But you know, the whole country is going through a time of very slow jobs growth, so...that leaves Gov. Scott Walker off the hook?
Not so fast. Scott Walker said over and over during his recall campaign that businesses have never been more upbeat, promising that once the recall was over, and Walker won, economic certainty would be established and employers would start a hiring frenzy. Walker won...so where are the jobs?
These genius business owners and excited “job creators” didn’t need demand for their product or service, they needed certainty and Gov. Scott Walker in their corner.
Welcome to the new phase of Walker excuses. First the bad news, and lousy trend lines for Walker:

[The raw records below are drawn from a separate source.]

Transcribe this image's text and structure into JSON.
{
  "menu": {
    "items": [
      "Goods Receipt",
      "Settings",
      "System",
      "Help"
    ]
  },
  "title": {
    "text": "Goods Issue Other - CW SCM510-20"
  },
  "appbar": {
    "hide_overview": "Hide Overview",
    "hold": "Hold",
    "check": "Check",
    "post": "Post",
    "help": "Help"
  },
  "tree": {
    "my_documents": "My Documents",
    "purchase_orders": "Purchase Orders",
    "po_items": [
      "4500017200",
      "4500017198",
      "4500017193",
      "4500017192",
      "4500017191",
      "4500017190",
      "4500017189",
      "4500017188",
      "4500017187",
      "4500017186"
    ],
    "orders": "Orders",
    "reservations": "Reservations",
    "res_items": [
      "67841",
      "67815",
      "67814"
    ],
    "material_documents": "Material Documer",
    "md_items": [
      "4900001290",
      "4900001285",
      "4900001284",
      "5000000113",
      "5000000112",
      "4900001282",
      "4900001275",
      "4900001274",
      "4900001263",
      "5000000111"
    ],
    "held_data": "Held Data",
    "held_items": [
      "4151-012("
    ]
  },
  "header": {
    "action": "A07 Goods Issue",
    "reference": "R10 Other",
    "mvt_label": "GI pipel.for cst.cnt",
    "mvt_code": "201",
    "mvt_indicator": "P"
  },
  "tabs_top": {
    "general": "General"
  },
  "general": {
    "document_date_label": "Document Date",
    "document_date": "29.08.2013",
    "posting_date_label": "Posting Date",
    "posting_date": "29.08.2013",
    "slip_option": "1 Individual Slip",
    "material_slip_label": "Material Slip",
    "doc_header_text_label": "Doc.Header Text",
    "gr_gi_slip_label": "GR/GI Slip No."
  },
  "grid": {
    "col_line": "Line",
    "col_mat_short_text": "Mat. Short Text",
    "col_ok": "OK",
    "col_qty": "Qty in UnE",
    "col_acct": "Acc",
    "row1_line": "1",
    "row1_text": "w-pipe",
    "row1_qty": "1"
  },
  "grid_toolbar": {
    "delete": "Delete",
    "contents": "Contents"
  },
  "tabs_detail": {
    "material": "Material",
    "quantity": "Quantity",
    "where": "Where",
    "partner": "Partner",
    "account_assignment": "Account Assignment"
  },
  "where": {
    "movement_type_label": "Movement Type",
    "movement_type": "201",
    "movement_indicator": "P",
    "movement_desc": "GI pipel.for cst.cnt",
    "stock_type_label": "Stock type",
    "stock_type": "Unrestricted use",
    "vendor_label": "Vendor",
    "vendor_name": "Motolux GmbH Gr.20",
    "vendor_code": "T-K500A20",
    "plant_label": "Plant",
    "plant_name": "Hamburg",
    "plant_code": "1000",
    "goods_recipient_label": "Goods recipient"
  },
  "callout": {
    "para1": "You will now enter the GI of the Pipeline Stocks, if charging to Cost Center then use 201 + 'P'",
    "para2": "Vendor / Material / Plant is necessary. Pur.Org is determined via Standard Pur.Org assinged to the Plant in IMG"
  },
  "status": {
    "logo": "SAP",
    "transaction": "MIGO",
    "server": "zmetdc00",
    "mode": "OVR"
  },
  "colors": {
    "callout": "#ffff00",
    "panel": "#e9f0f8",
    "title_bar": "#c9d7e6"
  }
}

jsonline: Wisconsin lost an estimated 11,700 private-sector jobs in June and the unemployment rate climbed to 7% from 6.8% in May. June's private-sector job losses were the deepest in 11 months. The report shows losses (and a) slew of layoff announcements in recent days: the iPacesetters Inc. call center in Eau Claire; the Stark and Roth investment firm in St. Francis; Provimi Foods Inc. meat processors in Seymour, and the SNE Enterprises vinyl window and door manufacturer in Mosinee all announced deep jobs cuts this month. In northern Wisconsin Thursday, the Marshfield Clinic announced it would cut 119 jobs.
In the government sector, Wisconsin lost an estimated 1,500 jobs, led mainly by cutbacks in cities, counties and public schools. Net losses in both the government and private sectors led to an overall decrease of 13,200 total non-farm jobs last month.
So what happened to the overwhelming optimism by business owners once Walker got his job back?
"These numbers are not a surprise," said Cullen Werwie, spokesman for Gov. Scott Walker. He noted that the national jobs numbers for June also were weak. Rich Meeusen, chief executive of Badger Meter Inc., a metro Milwaukee manufacturer said, "With all the uncertainty, it's very risky for a manufacturing company, which tends to hire for the long term, to make those commitments."
My gut feeling is that there will never be a perfect moment, a “certain” time, to hire, expand, create, be optimistic, innovate or take chances. Is that the way to run a business? No. The only thing they really want out of all of this?
One party rule. I know, that's an odd conclusion and one that doesn't seem remotely related, but that's my determination after talking to and listening to many of my conservative friends.